Connecticut’s congressional delegation subsequently asked the US Inspector General to investigate the DOI’s inaction. The congresspersons said they were under the belief that MGM Resorts was using its lobbying prowess to convince Zinke to make a “highly unusual” decision in not approving the amendments.
“MGM has a direct economic interest regarding Interior’s decision. However, MGM has no connection to the legal trust responsibility Interior has to the Mohegan and Mashantucket Pequot Tribes. As such, the company’s activities should have had no bearing on the question before the Department or on its decision,” the delegation wrote in May.
In Friday’s filing, Tahsuda says Zinke’s inaction in rejecting the amendments is effectively an approval.
“The Secretary took no action… Therefore, the amendment is considered to have been approved,” Tahsuda concluded.
MGM Resorts interjected itself in Connecticut’s plans to authorize a third casino by arguing that the state failed to hold a competitive bidding process. The casino operator said if lawmakers wished to expand gaming outside of Foxwoods and Mohegan Sun, it should have welcomed proposals not only from the two tribes, but also commercial companies.
MGM introduced a $675 million blueprint to build an integrated casino resort in Bridgeport. The proposal won over some lawmakers in the state capital, and legislation was authored to revoke the East Windsor license.
Such measures failed during the 2018 legislative session. MGM says it remains committed to Bridgeport.
“Today’s Federal Register notice raises more questions than it answers,” MGM said in release. “The notice provides no supporting reasoning and contradicts not only the Interior Department’s prior ruling, but also the clear limits on off-reservation gaming imposed by federal law.

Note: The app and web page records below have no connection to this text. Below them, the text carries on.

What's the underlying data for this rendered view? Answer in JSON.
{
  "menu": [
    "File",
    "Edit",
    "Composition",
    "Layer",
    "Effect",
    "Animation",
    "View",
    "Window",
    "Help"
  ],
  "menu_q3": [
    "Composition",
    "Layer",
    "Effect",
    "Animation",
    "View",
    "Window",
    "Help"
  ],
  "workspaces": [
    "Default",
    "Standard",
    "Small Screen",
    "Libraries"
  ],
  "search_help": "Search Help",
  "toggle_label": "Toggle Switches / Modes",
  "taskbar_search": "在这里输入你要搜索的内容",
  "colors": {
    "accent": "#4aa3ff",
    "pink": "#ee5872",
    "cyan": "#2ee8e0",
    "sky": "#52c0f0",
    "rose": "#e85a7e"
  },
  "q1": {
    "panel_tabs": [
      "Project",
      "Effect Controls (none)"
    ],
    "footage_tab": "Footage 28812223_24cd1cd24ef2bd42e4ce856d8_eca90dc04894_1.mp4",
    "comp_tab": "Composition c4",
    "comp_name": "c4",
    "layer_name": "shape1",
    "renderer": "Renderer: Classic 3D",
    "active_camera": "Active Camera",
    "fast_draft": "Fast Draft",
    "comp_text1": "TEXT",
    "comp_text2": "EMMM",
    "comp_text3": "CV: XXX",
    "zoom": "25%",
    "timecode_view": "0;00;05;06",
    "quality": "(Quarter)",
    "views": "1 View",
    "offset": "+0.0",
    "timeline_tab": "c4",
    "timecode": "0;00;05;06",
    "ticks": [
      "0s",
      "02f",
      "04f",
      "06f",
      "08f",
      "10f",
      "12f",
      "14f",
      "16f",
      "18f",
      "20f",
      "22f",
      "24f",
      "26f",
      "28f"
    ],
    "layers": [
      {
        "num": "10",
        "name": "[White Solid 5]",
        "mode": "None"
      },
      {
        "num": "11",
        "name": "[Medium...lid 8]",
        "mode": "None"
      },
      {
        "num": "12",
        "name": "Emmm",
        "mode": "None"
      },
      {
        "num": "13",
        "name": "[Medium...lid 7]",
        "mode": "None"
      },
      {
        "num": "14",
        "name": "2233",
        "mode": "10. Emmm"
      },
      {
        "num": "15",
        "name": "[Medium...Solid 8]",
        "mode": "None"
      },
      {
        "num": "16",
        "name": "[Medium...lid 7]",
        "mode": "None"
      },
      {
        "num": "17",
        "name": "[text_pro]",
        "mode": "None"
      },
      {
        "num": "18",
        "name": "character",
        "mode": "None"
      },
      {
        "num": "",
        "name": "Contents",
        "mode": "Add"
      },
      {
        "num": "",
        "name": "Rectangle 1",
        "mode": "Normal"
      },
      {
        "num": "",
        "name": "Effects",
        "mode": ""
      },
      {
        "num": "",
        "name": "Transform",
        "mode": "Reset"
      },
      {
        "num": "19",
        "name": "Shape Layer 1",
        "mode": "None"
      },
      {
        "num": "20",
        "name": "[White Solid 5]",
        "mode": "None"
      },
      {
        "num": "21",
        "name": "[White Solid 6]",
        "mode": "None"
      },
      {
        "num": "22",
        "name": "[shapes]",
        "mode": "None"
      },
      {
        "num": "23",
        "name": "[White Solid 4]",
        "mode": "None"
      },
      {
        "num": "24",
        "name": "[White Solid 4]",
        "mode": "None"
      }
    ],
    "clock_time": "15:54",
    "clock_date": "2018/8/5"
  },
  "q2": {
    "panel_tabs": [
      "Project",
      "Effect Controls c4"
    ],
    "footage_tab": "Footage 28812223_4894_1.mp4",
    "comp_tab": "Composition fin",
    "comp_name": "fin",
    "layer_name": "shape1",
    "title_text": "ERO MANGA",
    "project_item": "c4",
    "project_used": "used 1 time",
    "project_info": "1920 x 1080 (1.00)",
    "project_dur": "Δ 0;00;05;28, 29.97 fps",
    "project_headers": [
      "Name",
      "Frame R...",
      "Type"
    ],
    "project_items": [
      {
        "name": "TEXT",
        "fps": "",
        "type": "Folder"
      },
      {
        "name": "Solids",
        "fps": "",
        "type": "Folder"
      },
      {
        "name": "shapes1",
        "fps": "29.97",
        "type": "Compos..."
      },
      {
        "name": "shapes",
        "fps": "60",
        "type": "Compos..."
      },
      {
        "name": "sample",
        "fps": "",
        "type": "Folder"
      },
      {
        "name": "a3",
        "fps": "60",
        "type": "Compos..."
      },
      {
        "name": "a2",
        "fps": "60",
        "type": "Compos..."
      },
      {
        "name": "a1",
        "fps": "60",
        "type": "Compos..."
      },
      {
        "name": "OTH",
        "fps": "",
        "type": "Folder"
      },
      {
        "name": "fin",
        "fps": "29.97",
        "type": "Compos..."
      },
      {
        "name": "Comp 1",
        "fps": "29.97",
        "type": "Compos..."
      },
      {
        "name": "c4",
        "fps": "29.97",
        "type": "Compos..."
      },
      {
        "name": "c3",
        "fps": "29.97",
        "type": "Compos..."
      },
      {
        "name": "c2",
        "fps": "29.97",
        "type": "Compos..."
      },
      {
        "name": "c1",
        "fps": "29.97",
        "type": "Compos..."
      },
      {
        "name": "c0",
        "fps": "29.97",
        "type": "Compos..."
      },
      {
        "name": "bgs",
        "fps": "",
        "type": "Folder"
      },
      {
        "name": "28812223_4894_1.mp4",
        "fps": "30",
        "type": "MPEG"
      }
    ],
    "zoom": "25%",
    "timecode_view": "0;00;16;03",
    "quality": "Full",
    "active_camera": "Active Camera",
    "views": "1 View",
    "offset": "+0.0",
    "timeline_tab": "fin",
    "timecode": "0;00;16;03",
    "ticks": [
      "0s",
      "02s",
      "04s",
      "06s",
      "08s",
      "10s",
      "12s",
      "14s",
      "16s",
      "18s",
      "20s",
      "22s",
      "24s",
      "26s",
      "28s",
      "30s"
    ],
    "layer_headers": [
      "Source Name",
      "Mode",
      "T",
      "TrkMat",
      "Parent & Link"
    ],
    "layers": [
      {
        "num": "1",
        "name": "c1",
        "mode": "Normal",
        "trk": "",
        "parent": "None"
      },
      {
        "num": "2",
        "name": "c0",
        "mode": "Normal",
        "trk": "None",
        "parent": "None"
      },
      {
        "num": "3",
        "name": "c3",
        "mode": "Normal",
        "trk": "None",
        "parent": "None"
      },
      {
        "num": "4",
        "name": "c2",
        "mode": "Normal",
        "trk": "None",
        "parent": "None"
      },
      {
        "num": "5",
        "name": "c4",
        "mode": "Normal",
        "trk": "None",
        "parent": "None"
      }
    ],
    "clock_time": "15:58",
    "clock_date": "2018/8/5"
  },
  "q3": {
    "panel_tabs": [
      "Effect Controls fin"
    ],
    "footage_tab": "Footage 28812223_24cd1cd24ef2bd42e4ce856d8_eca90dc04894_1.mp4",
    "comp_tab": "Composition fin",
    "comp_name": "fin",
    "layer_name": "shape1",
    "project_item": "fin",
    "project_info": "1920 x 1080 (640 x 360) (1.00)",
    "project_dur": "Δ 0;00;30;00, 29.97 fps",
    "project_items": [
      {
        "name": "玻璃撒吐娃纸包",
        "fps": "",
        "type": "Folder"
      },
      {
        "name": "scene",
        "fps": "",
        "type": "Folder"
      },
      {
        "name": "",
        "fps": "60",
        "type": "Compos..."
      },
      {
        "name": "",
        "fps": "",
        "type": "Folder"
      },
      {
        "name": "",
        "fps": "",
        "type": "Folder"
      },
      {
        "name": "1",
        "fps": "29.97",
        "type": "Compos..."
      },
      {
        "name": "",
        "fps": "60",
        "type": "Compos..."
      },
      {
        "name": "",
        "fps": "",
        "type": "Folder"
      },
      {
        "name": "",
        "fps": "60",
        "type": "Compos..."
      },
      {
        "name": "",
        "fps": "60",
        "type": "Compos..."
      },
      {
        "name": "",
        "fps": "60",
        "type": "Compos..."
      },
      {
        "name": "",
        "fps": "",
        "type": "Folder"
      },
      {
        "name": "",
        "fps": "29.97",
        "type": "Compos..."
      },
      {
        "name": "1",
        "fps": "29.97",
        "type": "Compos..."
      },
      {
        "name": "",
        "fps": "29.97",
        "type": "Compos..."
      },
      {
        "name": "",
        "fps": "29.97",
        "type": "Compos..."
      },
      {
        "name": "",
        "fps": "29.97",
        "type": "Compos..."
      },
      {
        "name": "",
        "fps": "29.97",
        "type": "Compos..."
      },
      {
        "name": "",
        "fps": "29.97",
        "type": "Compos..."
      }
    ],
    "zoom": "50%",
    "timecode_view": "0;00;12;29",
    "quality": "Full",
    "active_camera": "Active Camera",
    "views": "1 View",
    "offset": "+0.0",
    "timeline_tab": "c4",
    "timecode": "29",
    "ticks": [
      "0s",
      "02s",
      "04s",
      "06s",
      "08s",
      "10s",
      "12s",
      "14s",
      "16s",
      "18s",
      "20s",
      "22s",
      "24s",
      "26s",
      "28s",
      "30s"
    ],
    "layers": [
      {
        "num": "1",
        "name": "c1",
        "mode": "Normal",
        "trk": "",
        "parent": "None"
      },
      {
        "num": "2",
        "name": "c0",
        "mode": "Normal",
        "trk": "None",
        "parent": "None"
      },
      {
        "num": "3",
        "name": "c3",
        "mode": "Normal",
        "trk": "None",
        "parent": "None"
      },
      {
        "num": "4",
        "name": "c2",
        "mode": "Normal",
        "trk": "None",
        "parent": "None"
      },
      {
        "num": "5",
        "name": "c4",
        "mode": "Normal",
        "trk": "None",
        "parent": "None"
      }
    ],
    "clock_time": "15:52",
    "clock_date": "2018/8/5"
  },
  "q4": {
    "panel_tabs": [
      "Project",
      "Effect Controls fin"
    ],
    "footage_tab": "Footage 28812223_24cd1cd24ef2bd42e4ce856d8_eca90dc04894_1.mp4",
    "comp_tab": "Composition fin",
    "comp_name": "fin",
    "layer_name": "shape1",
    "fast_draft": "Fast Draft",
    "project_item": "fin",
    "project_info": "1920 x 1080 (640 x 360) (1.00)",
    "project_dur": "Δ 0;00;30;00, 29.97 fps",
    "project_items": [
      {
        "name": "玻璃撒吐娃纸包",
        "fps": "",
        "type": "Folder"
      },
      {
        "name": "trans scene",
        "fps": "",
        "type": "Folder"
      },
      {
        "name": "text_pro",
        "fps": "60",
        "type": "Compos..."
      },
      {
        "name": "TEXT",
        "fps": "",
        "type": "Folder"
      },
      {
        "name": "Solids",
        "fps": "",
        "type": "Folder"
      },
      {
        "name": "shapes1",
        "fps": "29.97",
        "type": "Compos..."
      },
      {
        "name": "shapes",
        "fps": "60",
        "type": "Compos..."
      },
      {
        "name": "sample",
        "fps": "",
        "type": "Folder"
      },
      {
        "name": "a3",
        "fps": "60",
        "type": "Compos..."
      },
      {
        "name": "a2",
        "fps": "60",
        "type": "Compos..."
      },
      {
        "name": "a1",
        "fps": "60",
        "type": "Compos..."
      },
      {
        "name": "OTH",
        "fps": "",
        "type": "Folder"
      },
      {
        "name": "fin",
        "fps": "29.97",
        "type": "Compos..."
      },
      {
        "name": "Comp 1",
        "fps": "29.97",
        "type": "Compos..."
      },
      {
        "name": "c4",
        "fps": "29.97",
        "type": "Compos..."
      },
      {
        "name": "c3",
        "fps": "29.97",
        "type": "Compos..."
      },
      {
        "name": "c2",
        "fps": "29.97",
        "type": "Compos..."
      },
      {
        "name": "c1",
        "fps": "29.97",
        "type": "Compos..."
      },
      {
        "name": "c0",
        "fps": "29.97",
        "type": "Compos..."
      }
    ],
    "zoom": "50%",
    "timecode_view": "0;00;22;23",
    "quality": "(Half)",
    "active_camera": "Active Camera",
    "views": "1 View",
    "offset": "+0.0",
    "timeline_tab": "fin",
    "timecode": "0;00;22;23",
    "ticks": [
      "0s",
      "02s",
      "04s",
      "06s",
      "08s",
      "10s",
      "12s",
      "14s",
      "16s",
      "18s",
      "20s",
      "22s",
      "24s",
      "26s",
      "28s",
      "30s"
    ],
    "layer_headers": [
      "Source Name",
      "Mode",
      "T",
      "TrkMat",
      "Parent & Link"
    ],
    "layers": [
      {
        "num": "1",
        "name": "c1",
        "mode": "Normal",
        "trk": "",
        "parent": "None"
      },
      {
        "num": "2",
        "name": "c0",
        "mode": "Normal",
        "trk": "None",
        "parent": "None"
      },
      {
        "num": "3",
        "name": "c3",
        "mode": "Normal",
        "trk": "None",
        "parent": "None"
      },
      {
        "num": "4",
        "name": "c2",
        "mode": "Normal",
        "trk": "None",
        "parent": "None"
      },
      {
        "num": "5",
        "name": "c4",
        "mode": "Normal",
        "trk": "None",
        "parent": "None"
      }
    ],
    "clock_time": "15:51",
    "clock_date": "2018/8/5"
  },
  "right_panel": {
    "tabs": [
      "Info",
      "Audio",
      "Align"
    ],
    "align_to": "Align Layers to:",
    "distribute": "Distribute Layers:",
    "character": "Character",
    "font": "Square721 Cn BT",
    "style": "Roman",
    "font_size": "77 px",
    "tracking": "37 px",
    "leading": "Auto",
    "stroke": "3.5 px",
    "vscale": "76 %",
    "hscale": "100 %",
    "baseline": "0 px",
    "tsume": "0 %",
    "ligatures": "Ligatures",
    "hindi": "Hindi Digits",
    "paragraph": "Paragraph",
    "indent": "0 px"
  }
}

“After consulting with our attorneys, we can find no legal justification for the Interior Department’s unprecedented action,” MGM concluded.